Whether you’re a neophyte runner attempting to get in shape for your first 5K, or a seasoned veteran who often cranks out 10-milers before breakfast, chances are good that you’ve heard that running is – to put it mildly – a tad bit rough on the knees. The notion is so broadly accepted that the knee ailment patellofemoral pain syndrome (PFPS) is commonly called “runner’s knee.” And that would seem to make a whole lot of sense.
What Is Patellofemoral Pain Syndrome?
‘Patellofemoral pain syndrome’ (PFPS) is a broad term which is used in order to describe pain in the front of the knee as well as around the patella, or kneecap. It is often called “runner’s knee” or “jumper’s knee” as it is common in people who take part in sports — particularly women and young adults—however PFPS can occur in non-athletes, as well. The pain and stiffness that is caused by PFPS can make it difficult in order to climb stairs, kneel down as well as perform other everyday activities.
Many things could contribute to the development of PFPS. Problems with the alignment of the kneecap as well as overuse from vigorous athletics or training are frequently significant factors. Symptoms are frequently relieved with conservative treatment, such as changes in activity levels or a therapeutic exercise programme.
Running Incorrectly Is What Hurts Your Knees – Not Running Itself
Running doesn’t hurt your knees – if you do it correctly. That may sound like a bold statement; however research does back it up. A multi-year study of approximately 75 000 runners that was published in July 2013 discovered that, against popular belief, running does not increase the risk of developing osteoarthritis. In fact, runners in the study were demonstrated to be in less jeopardy of arthritis as opposed to their non-active counterparts.
Another study, which was published in September 2013, got similar findings, demonstrating that while the impact from running is quite high, runners’ feet strike the ground less often and more briefly than if they were walking. So, in essence, running – as well as walking – put the same type of stress on the knees.
So, why then is there such a soaring occurrence of runners with knee problems? We really believe that most injuries take place owing to poor running form. Some of these form challenges can be remedied with conditioning, while others could be linked to your physical makeup.
Certainly, it’s very true that if you’re carrying extra weight, or have one leg which is shorter than the other – some type of significant leg-length discrepancy – or if your pelvis is tilted, then, yes, you will have a tougher time. You will be able run without injury; you just have to know your limits.
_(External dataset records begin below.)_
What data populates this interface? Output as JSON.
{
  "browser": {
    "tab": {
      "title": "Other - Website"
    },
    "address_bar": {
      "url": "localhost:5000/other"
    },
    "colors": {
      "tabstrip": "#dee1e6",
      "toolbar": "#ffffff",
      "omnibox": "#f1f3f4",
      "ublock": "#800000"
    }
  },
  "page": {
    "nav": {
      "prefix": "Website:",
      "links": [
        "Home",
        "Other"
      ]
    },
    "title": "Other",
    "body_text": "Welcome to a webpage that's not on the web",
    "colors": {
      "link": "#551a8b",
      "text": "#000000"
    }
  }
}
Want to learn more about how to run properly? If you don’t, then you need to do our Personal Training Diploma. Follow this link for more information and to book.